### [DATA PROVIDED]
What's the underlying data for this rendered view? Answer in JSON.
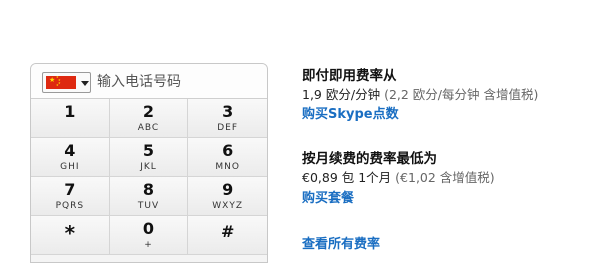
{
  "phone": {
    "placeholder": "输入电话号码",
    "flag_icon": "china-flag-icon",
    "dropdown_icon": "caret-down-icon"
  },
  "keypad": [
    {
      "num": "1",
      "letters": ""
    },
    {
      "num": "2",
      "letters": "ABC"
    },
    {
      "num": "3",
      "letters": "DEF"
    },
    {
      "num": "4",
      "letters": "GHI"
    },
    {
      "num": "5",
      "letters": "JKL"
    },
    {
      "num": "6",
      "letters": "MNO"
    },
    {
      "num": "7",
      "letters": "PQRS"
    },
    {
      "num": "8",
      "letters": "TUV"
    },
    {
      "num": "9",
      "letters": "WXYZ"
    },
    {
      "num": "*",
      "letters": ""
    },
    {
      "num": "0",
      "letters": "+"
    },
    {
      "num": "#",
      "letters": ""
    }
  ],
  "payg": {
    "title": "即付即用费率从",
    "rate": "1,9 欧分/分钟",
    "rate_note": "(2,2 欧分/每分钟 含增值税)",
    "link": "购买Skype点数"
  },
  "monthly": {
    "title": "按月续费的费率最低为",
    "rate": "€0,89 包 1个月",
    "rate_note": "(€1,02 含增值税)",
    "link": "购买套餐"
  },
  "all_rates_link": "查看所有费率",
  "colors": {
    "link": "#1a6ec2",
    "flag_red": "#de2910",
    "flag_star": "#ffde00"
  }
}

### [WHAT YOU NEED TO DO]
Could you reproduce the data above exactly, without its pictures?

### [EXERCISE RESULT]
What's the underlying data for this rendered view? Answer in JSON.
{
  "phone": {
    "placeholder": "输入电话号码",
    "flag_icon": "china-flag-icon",
    "dropdown_icon": "caret-down-icon"
  },
  "keypad": [
    {
      "num": "1",
      "letters": ""
    },
    {
      "num": "2",
      "letters": "ABC"
    },
    {
      "num": "3",
      "letters": "DEF"
    },
    {
      "num": "4",
      "letters": "GHI"
    },
    {
      "num": "5",
      "letters": "JKL"
    },
    {
      "num": "6",
      "letters": "MNO"
    },
    {
      "num": "7",
      "letters": "PQRS"
    },
    {
      "num": "8",
      "letters": "TUV"
    },
    {
      "num": "9",
      "letters": "WXYZ"
    },
    {
      "num": "*",
      "letters": ""
    },
    {
      "num": "0",
      "letters": "+"
    },
    {
      "num": "#",
      "letters": ""
    }
  ],
  "payg": {
    "title": "即付即用费率从",
    "rate": "1,9 欧分/分钟",
    "rate_note": "(2,2 欧分/每分钟 含增值税)",
    "link": "购买Skype点数"
  },
  "monthly": {
    "title": "按月续费的费率最低为",
    "rate": "€0,89 包 1个月",
    "rate_note": "(€1,02 含增值税)",
    "link": "购买套餐"
  },
  "all_rates_link": "查看所有费率",
  "colors": {
    "link": "#1a6ec2",
    "flag_red": "#de2910",
    "flag_star": "#ffde00"
  }
}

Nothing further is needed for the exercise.